(EXERCISE) Select and copy out every line in the records containing "this".

(INFORMATION)
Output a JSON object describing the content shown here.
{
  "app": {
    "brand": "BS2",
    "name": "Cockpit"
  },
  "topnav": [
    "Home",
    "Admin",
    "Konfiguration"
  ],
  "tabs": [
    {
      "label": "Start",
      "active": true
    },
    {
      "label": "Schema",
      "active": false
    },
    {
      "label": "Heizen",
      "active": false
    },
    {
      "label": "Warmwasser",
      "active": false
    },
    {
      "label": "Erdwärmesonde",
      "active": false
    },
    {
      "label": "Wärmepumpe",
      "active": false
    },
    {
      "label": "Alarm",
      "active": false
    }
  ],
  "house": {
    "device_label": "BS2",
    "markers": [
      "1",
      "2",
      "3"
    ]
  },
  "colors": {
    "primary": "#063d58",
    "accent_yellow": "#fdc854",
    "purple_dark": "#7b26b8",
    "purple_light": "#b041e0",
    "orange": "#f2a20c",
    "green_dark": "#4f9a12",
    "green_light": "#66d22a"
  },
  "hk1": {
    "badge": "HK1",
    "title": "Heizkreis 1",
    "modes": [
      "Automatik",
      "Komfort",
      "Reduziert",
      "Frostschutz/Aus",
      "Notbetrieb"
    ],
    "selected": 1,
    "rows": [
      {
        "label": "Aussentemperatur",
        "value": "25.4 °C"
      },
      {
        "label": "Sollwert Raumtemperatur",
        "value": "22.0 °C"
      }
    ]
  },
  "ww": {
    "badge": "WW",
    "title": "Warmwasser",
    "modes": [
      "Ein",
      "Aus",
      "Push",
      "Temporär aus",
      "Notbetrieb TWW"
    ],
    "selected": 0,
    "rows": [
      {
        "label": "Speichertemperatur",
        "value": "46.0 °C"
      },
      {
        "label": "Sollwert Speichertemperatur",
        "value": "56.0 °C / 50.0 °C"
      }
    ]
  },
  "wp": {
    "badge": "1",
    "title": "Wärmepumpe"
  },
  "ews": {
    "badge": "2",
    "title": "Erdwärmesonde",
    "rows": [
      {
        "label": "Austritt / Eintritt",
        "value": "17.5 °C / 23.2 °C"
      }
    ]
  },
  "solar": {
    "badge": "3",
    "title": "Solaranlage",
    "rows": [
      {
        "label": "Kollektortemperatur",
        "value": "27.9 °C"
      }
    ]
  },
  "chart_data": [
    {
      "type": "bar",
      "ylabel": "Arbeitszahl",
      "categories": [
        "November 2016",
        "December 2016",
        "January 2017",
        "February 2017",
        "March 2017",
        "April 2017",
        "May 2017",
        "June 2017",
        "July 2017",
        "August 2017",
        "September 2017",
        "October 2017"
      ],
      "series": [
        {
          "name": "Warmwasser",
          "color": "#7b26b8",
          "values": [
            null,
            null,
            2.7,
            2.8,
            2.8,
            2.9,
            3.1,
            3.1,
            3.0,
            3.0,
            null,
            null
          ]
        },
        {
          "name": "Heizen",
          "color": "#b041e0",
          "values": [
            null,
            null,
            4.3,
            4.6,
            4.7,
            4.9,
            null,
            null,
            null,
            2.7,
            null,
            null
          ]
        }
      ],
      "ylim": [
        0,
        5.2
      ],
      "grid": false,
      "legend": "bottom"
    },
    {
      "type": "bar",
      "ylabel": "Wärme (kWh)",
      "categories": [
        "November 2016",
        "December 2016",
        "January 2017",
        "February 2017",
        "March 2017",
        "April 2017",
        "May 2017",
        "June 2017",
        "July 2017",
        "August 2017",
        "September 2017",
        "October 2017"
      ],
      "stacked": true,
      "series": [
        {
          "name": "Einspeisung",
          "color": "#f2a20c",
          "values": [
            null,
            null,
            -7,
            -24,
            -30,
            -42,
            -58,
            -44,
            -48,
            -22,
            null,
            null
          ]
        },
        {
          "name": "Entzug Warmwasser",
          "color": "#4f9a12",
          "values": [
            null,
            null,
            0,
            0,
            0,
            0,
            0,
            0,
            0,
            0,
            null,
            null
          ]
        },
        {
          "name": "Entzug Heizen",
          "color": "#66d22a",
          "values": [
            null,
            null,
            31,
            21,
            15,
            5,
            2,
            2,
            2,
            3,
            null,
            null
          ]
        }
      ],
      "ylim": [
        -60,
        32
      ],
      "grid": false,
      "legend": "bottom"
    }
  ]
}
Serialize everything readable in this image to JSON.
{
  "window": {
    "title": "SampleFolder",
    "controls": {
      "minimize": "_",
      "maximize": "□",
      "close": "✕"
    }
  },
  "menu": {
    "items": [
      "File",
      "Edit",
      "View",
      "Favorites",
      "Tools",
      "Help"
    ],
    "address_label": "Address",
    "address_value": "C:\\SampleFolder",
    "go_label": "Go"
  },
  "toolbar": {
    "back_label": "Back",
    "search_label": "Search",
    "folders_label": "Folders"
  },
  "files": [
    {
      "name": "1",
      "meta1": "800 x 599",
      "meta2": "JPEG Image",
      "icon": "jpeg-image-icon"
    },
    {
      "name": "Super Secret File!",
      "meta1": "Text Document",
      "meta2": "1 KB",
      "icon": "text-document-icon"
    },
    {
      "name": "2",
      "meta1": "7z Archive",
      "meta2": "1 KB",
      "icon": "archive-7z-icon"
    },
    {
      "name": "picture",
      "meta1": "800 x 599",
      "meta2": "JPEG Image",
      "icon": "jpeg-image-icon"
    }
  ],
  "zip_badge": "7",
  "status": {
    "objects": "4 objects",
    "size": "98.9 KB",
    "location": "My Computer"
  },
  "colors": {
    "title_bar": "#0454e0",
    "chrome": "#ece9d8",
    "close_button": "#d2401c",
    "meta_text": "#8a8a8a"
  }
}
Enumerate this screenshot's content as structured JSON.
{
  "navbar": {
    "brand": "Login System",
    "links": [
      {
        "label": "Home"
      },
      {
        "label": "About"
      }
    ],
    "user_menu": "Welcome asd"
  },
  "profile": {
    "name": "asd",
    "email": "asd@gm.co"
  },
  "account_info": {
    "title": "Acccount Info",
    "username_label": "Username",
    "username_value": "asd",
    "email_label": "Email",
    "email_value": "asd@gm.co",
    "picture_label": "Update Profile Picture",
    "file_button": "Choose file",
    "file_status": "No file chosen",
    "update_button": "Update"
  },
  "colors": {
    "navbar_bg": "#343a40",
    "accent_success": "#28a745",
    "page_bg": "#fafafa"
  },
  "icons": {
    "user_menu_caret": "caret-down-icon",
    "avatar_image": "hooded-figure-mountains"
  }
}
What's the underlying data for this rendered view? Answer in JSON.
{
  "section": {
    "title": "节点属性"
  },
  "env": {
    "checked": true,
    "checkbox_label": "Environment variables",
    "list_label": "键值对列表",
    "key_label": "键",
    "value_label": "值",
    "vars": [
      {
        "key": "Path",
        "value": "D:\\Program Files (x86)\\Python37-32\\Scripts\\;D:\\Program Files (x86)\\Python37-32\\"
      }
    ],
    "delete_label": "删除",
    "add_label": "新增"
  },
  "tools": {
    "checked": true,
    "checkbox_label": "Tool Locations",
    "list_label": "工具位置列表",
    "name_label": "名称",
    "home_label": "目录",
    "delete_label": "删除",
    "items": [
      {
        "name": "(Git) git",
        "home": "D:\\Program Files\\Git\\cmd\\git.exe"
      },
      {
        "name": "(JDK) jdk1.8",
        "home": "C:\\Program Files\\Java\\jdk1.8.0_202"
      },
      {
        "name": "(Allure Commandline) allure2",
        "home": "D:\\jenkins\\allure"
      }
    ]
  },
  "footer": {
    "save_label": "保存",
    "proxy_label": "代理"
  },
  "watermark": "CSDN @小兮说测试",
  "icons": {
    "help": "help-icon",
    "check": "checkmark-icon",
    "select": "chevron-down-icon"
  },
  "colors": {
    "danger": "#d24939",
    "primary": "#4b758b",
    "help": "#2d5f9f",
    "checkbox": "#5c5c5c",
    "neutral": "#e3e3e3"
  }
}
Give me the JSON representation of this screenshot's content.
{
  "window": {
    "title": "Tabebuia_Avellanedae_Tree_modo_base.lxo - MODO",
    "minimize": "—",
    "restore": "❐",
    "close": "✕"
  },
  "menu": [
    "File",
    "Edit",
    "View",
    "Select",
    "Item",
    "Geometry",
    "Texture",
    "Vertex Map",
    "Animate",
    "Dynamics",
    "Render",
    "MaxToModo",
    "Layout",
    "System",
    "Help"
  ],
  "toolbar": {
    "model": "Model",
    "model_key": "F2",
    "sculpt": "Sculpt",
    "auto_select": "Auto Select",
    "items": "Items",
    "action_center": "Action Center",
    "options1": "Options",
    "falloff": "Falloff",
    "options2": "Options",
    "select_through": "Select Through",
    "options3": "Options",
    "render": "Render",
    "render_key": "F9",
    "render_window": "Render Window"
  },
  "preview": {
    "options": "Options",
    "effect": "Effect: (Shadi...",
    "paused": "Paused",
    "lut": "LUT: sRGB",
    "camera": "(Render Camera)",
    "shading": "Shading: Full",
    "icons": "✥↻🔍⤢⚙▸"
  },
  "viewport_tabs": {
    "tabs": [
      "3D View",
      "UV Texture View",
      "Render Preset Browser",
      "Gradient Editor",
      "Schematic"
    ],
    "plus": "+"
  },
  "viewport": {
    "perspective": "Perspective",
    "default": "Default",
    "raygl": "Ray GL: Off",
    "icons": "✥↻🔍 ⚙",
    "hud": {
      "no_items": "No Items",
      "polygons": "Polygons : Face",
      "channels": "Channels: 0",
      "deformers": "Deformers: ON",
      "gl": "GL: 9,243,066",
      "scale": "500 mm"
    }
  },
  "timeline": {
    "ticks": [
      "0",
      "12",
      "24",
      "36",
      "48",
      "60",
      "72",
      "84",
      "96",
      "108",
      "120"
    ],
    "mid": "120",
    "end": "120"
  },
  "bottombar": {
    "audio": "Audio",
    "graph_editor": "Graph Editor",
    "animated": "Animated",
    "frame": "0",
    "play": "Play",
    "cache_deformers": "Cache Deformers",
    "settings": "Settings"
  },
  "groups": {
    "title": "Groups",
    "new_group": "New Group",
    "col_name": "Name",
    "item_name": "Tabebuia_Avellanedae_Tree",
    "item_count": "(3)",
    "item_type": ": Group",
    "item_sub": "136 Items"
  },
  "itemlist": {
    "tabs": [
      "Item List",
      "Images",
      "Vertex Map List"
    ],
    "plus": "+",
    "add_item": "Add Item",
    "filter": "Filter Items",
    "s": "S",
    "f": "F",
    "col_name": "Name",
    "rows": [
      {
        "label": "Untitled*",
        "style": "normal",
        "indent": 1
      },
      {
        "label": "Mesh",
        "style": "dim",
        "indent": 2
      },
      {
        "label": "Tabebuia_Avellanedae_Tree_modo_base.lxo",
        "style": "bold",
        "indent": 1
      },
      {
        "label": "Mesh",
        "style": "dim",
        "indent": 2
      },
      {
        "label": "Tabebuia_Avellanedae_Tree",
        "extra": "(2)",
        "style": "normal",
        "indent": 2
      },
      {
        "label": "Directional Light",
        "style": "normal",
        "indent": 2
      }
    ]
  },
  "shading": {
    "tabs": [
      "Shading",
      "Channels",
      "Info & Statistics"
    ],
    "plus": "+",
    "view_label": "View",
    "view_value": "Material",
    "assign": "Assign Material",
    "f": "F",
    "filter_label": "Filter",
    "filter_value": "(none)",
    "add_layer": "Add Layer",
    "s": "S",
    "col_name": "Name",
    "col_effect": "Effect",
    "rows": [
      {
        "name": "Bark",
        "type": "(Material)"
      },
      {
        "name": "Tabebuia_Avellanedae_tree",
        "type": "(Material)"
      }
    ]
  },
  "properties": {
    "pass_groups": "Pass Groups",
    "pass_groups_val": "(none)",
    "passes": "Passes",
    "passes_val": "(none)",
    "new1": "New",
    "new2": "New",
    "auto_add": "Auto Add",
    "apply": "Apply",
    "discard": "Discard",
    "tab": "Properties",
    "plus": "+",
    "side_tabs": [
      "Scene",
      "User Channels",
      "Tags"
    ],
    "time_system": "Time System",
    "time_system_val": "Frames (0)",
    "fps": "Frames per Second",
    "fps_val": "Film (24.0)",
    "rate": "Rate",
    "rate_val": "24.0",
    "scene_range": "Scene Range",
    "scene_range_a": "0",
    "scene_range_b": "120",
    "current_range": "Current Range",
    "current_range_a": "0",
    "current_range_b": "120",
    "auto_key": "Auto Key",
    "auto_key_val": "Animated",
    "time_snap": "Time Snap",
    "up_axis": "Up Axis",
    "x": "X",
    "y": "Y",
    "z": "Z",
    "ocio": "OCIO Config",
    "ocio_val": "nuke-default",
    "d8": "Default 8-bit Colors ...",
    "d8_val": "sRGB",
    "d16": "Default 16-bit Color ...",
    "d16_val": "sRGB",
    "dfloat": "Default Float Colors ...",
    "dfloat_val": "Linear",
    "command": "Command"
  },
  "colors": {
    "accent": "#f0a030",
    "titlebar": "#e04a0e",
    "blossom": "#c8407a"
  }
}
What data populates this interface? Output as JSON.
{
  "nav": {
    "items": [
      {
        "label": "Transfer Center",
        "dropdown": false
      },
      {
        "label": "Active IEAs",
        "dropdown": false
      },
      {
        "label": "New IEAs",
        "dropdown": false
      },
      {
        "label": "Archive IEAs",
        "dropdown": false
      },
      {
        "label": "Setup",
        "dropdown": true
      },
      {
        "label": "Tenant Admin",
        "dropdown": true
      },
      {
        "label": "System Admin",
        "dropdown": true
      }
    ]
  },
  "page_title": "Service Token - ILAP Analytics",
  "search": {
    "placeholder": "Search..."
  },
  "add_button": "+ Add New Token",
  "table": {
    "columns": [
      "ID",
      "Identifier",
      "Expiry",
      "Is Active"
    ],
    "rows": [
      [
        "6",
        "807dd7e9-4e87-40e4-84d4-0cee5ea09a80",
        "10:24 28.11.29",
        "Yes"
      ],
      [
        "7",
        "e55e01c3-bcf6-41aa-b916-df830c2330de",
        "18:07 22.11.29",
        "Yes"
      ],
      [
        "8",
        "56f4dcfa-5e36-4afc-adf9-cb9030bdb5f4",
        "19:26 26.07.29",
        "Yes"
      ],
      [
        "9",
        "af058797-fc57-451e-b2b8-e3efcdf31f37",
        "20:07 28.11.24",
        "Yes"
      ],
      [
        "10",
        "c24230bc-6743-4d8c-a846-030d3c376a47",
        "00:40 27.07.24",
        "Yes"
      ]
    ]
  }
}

(EXERCISE RESPONSE)
Serialize everything readable in this image to JSON.
Enumerate this screenshot's content as structured JSON.
What's the underlying data for this rendered view? Answer in JSON.
Give me the JSON representation of this screenshot's content.
What data populates this interface? Output as JSON.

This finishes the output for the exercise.